It’s festival season, one of Europe’s biggest festivals, the Sziget festival, is taking place right now, so perhaps the most important thing to do is to raise awareness about the heart-destroying effects of different drugs. Research suggests that cocaine, ecstasy or speed may be responsible for a significant proportion of sudden cardiac deaths among young people, while what we hear less about is that they cause heart failure in the long term. The National Patient Association for Heart Health is now warning about the lesser-known harmful effects of drug use.
That cocaine, or amphetamine derivatives, or heroin can cause sudden cardiac arrest is increasingly well known, has been investigated in several studies worldwide and has been clearly shown to be often linked to drug use in people aged 21-45, as the drug has damaged the heart and arteries. The risk is particularly high if they also drink alcohol or smoke. But the long-term consequences of regular drug use have been less discussed.
“It may already be in the news that drug use can cause sudden cardiac arrest, but what is not well known is that in the long term it can cause serious damage to the heart, leading to heart failure. In a study conducted in San Diego between 2005 and 2016, of the 15,909 hospitalisations of 11268 patients diagnosed with heart failure, 15.2 per cent were found to have used a drug (methamphetamine 5.2 per cent, opiates 8.2 per cent, alcohol 4.5 per cent), which was not that different in magnitude from the rates for other causes of heart failure (atrial fibrillation, ischaemic heart disease, chronic kidney disease). In these cases, if the patient is already at that stage, heart transplantation may be considered as a therapy, but drug use is clearly not conducive to the kind of close cooperation on the part of the patient that is a prerequisite for successful transplantation, and therefore the outcome may be questionable, and they are not placed on the waiting list. In other words, the stakes are high when someone turns to drugs, as they are undertaking irreversible processes, processes are started, in which the cardiologist can no longer provide a definitive solution”, points out Professor László Gellér, Deputy Head of the Department of Cardiology at the City Major Heart and Vascular Clinic, and future President of the Hungarian Society of Cardiologists. “The use of most drugs – cocaine, heroin, inhalants, ketamine, LSD, marijuana, ectasy, methamphetamine, nicotine, phencyclidine (PCP), prescription stimulants, steroids – has a detrimental effect on the cardiovascular system, causing a wide range of problems from abnormal heart rhythms to myocardial infarction. Intravenously administered drugs can lead to inflammatory diseases of the veins, not least bacterial infections of the blood vessels and heart valves. Alcohol (ethanol) increases the risk of heart disease in the long term, while cannabis takes effect within minutes, speeding up the heartbeat and increasing the risk of heart attack. Inhaling inhalants (glues, paints, thinners, etc.) causes a lack of oxygen in the body, the heart beats faster and more irregularly, and can even cause a heart attack or suffocation. Cocaine causes cardiac arrhythmia, heart attack, and in the long term irreversible damage to the brain and heart. Ritalin (methylphenidate, a drug used to treat severely attention deficit children), when taken through the nose instead of orally in powdered form, places extreme strain on the heart, causes severe damage to the lungs and eyes when injected, and irreversibly damages the arteries of the heart and brain. Methamphetamines accelerate the heartbeat, causing an increase in blood pressure and long-term damage to the blood vessels in the brain, which can lead to strokes. Brain damage and memory loss can occur even in people who have quit drugs. Even 50 mg of speed at first use can cause a fatal heart attack. Ecstasy can be fatal in people with heart disease and severe liver or kidney disease. LSD can cause severe arrhythmia, anxiety and depression,” says Professor Gellér.

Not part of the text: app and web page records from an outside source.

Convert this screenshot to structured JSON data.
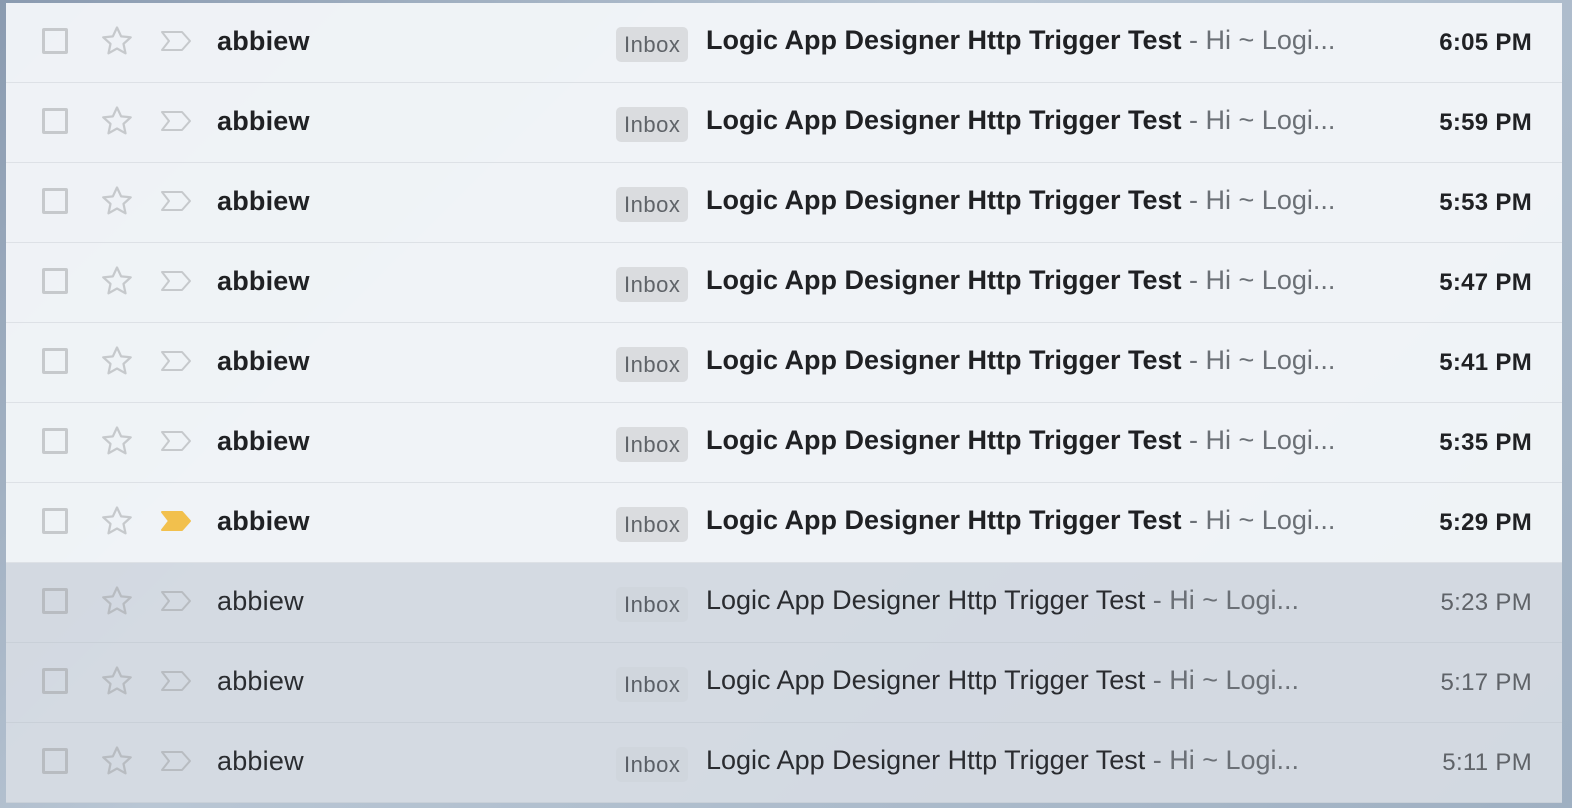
{
  "emails": [
    {
      "sender": "abbiew",
      "label": "Inbox",
      "subject": "Logic App Designer Http Trigger Test",
      "snippet": " - Hi ~ Logi...",
      "time": "6:05 PM",
      "unread": true,
      "important": false
    },
    {
      "sender": "abbiew",
      "label": "Inbox",
      "subject": "Logic App Designer Http Trigger Test",
      "snippet": " - Hi ~ Logi...",
      "time": "5:59 PM",
      "unread": true,
      "important": false
    },
    {
      "sender": "abbiew",
      "label": "Inbox",
      "subject": "Logic App Designer Http Trigger Test",
      "snippet": " - Hi ~ Logi...",
      "time": "5:53 PM",
      "unread": true,
      "important": false
    },
    {
      "sender": "abbiew",
      "label": "Inbox",
      "subject": "Logic App Designer Http Trigger Test",
      "snippet": " - Hi ~ Logi...",
      "time": "5:47 PM",
      "unread": true,
      "important": false
    },
    {
      "sender": "abbiew",
      "label": "Inbox",
      "subject": "Logic App Designer Http Trigger Test",
      "snippet": " - Hi ~ Logi...",
      "time": "5:41 PM",
      "unread": true,
      "important": false
    },
    {
      "sender": "abbiew",
      "label": "Inbox",
      "subject": "Logic App Designer Http Trigger Test",
      "snippet": " - Hi ~ Logi...",
      "time": "5:35 PM",
      "unread": true,
      "important": false
    },
    {
      "sender": "abbiew",
      "label": "Inbox",
      "subject": "Logic App Designer Http Trigger Test",
      "snippet": " - Hi ~ Logi...",
      "time": "5:29 PM",
      "unread": true,
      "important": true
    },
    {
      "sender": "abbiew",
      "label": "Inbox",
      "subject": "Logic App Designer Http Trigger Test",
      "snippet": " - Hi ~ Logi...",
      "time": "5:23 PM",
      "unread": false,
      "important": false
    },
    {
      "sender": "abbiew",
      "label": "Inbox",
      "subject": "Logic App Designer Http Trigger Test",
      "snippet": " - Hi ~ Logi...",
      "time": "5:17 PM",
      "unread": false,
      "important": false
    },
    {
      "sender": "abbiew",
      "label": "Inbox",
      "subject": "Logic App Designer Http Trigger Test",
      "snippet": " - Hi ~ Logi...",
      "time": "5:11 PM",
      "unread": false,
      "important": false
    }
  ],
  "icons": {
    "checkbox": "checkbox-icon",
    "star": "star-icon",
    "importance": "importance-marker-icon"
  },
  "colors": {
    "important_marker": "#F2C04D",
    "inactive_icon": "#C6C9CC"
  }
}
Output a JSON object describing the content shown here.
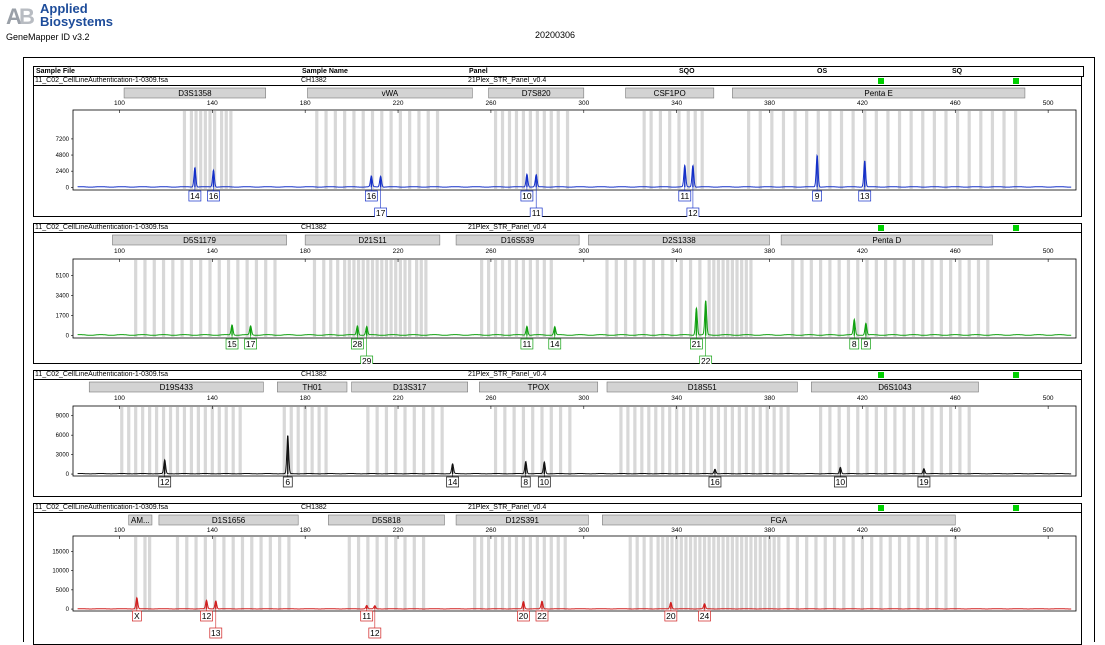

“We often see cases of heart failure in very young people. Sometimes we don’t even suspect what’s behind it, but then it turns out that the patient was a regular drug user. And then we feel that we have a great responsibility to tell people in good time that this lifestyle has serious dangers for the heart, of which most people are unaware. Because when it gets to that point, we often cannot help. One of the most important reasons for exclusion in heart transplantation is the lack of a proper psychosocial background. In our country, more than half of patients are not on the waiting list because of this problem. This includes alcohol and drug addiction and mental imbalance. Drug use therefore not only causes damage to the patient’s health, but also makes the solution and treatment of the problem very questionable,” adds Zsuzsanna Bernáth Lukács, President of the SZÍVSN National Patients’ Association.